Definitely, the most fascinating experiment Lamb ran within the previous season was that their “Optimus Experiment.” Jeff Lin and his behavioral group chose to check out whether priming could affect players’ behaviors. In summary, priming is the thought that exposure to a single stimulus can affect your vulnerability to some other stimulus. An example given from the keynote has been researched at the Journal of Experimental Psychology, at which pupils who had been subjected to short glimpses of the color red saw their functionality reduction by 20 percent.

To test if Riot can create a civilization of sportsmanship utilizing anabolic steroids, they shifted the in-game hints randomly across reports. You will find multiple sorts of changes. Some users might observe hints with interesting jokes or facts while others users would adverse behavior statistics or favorable behavioral analytics. Additionally, they changed up the colors of the strategies and delivered the hints at several regions in the sport (e.g., in-game and loading display).

In complete, Riot analyzed orbits across 217 special in-game suggestion mixes (like control classes). Here Is What they discovered:

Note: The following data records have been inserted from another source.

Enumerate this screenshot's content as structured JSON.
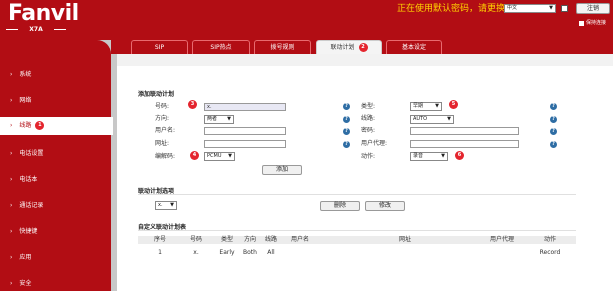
{
  "header": {
    "logo": "Fanvil",
    "model": "X7A",
    "warning": "正在使用默认密码，请更换",
    "language": "中文",
    "logout_label": "注销",
    "keep_login_label": "保持连接"
  },
  "sidebar": {
    "items": [
      {
        "label": "系统",
        "badge": ""
      },
      {
        "label": "网络",
        "badge": ""
      },
      {
        "label": "线路",
        "badge": "1"
      },
      {
        "label": "电话设置",
        "badge": ""
      },
      {
        "label": "电话本",
        "badge": ""
      },
      {
        "label": "通话记录",
        "badge": ""
      },
      {
        "label": "快捷键",
        "badge": ""
      },
      {
        "label": "应用",
        "badge": ""
      },
      {
        "label": "安全",
        "badge": ""
      }
    ]
  },
  "tabs": [
    {
      "label": "SIP"
    },
    {
      "label": "SIP热点"
    },
    {
      "label": "拨号规则"
    },
    {
      "label": "联动计划",
      "badge": "2"
    },
    {
      "label": "基本设定"
    }
  ],
  "add_plan": {
    "title": "添加联动计划",
    "number_label": "号码:",
    "number_value": "x.",
    "direction_label": "方向:",
    "direction_value": "两者",
    "username_label": "用户名:",
    "username_value": "",
    "url_label": "网址:",
    "url_value": "",
    "codec_label": "编解码:",
    "codec_value": "PCMU",
    "type_label": "类型:",
    "type_value": "早期",
    "line_label": "线路:",
    "line_value": "AUTO",
    "password_label": "密码:",
    "password_value": "",
    "proxy_label": "用户代理:",
    "proxy_value": "",
    "action_label": "动作:",
    "action_value": "录音",
    "add_button": "添加",
    "help_glyph": "?",
    "steps": {
      "number": "3",
      "codec": "4",
      "type": "5",
      "action": "6"
    }
  },
  "options": {
    "title": "联动计划选项",
    "select_value": "x.",
    "delete_button": "删除",
    "modify_button": "修改"
  },
  "custom_table": {
    "title": "自定义联动计划表",
    "columns": [
      "序号",
      "号码",
      "类型",
      "方向",
      "线路",
      "用户名",
      "网址",
      "用户代理",
      "动作"
    ],
    "rows": [
      [
        "1",
        "x.",
        "Early",
        "Both",
        "All",
        "",
        "",
        "",
        "Record"
      ]
    ]
  },
  "colors": {
    "brand_red": "#b20d14",
    "badge_red": "#e4252e",
    "help_blue": "#2e6da4",
    "warning_yellow": "#ffd500"
  }
}
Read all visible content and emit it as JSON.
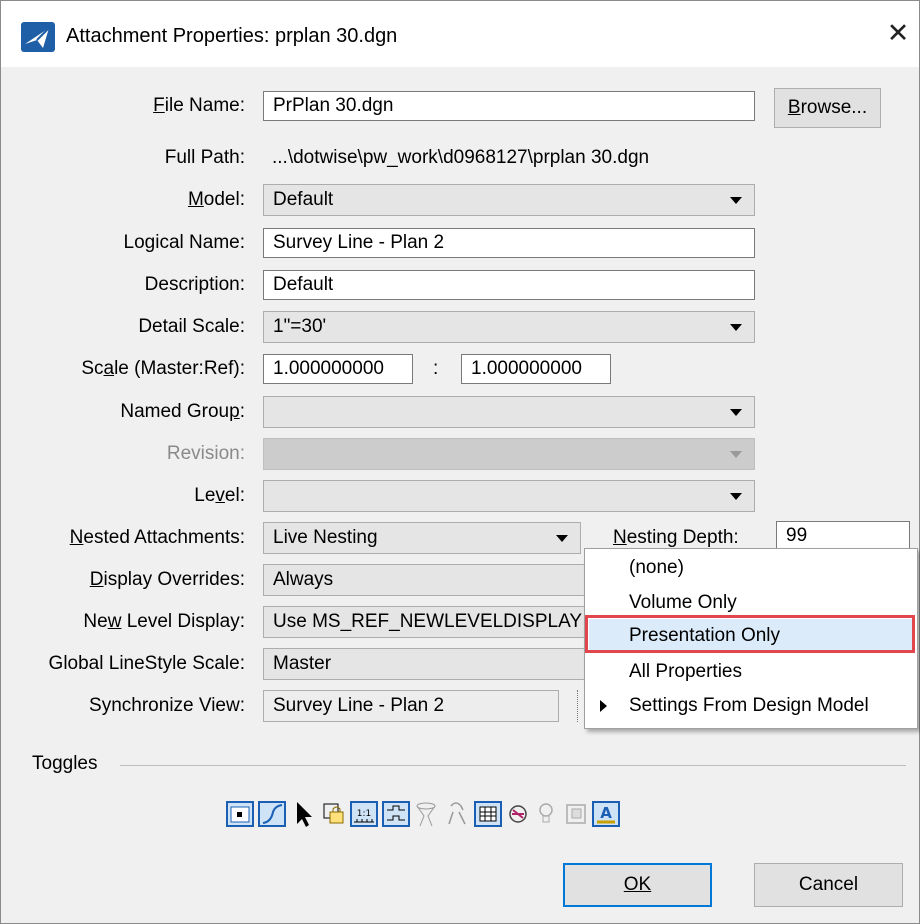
{
  "window": {
    "title": "Attachment Properties: prplan 30.dgn",
    "close_glyph": "✕"
  },
  "form": {
    "file_name": {
      "label": "File Name:",
      "value": "PrPlan 30.dgn"
    },
    "browse_label": "Browse...",
    "full_path": {
      "label": "Full Path:",
      "value": "...\\dotwise\\pw_work\\d0968127\\prplan 30.dgn"
    },
    "model": {
      "label": "Model:",
      "value": "Default"
    },
    "logical_name": {
      "label": "Logical Name:",
      "value": "Survey Line - Plan 2"
    },
    "description": {
      "label": "Description:",
      "value": "Default"
    },
    "detail_scale": {
      "label": "Detail Scale:",
      "value": "1\"=30'"
    },
    "scale": {
      "label": "Scale (Master:Ref):",
      "master": "1.000000000",
      "separator": ":",
      "ref": "1.000000000"
    },
    "named_group": {
      "label": "Named Group:",
      "value": ""
    },
    "revision": {
      "label": "Revision:",
      "value": ""
    },
    "level": {
      "label": "Level:",
      "value": ""
    },
    "nested_attachments": {
      "label": "Nested Attachments:",
      "value": "Live Nesting"
    },
    "nesting_depth": {
      "label": "Nesting Depth:",
      "value": "99"
    },
    "display_overrides": {
      "label": "Display Overrides:",
      "value": "Always"
    },
    "new_level_display": {
      "label": "New Level Display:",
      "value": "Use MS_REF_NEWLEVELDISPLAY"
    },
    "global_linestyle_scale": {
      "label": "Global LineStyle Scale:",
      "value": "Master"
    },
    "synchronize_view": {
      "label": "Synchronize View:",
      "value": "Survey Line - Plan 2"
    }
  },
  "dropdown_menu": {
    "items": [
      {
        "label": "(none)"
      },
      {
        "label": "Volume Only"
      },
      {
        "label": "Presentation Only",
        "highlighted": true
      },
      {
        "label": "All Properties"
      },
      {
        "label": "Settings From Design Model",
        "submenu": true
      }
    ],
    "highlight_color": "#e0464b"
  },
  "toggles": {
    "label": "Toggles",
    "icons": [
      "display-toggle-icon",
      "snap-toggle-icon",
      "locate-toggle-icon",
      "ignore-attachment-when-live-nesting-icon",
      "true-scale-icon",
      "scale-line-styles-icon",
      "use-lights-icon",
      "clip-back-icon",
      "treat-as-element-icon",
      "hide-icon",
      "use-light-bulb-icon",
      "georeferenced-icon",
      "annotation-scale-icon"
    ]
  },
  "buttons": {
    "ok": "OK",
    "cancel": "Cancel"
  },
  "colors": {
    "accent": "#0078d7",
    "menu_highlight": "#dcebfa"
  }
}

Users that were subjected to positive behavioral figures (e.g. “Xpercent of gamers penalized by the Tribunal enhanced their behavior and therefore are not penalized again”) from the color white had diminished degrees of verbal abuse (6.35% reduced), offensive speech (5.89% reduced), and cognitive accounts (4.11% reduced).

Users that were subjected to adverse behavioral figures (e.g. “Teammates work worse if you frighten them following an error.”) From the color red had diminished degrees of negative mindset (8.34% reduced), verbal abuse (6.22percent reduced), and offensive speech (11% reduced). But that same specific message from the color white caused no modifications in behavior.

Users that have been subjected to positive behavioral figures (e.g. “Players that collaborate with their teammates acquire Xpercent more matches.”) From the color blue had diminished degrees of unwanted perspectives (5.13% reduced), verbal abuse (3.64percent reduced), and offensive speech (6.22% reduced). But that message from the color crimson caused no modifications in behavior.

Users that have been subjected to some neutral question about behavior (e.g. “Who are the most sportsman-like participant in the match”) From the color red had raised degrees of unwanted attitudes (14.86percent greater), verbal abuse (8.64percent greater), and offensive speech (15.15% greater).

It is essential to be aware of this experiment conducted across countless millions of matches and also to keep in mind that this occurred over 2012/13. Obviously, this long-term research could pose more questions than answers, and items might have changed since. However, it will tell us something — priming functions. And implementing behavioral sciences into poisonous cognitive behaviors has the very real potential to affect and affect the way players interact and participate with one another in scale.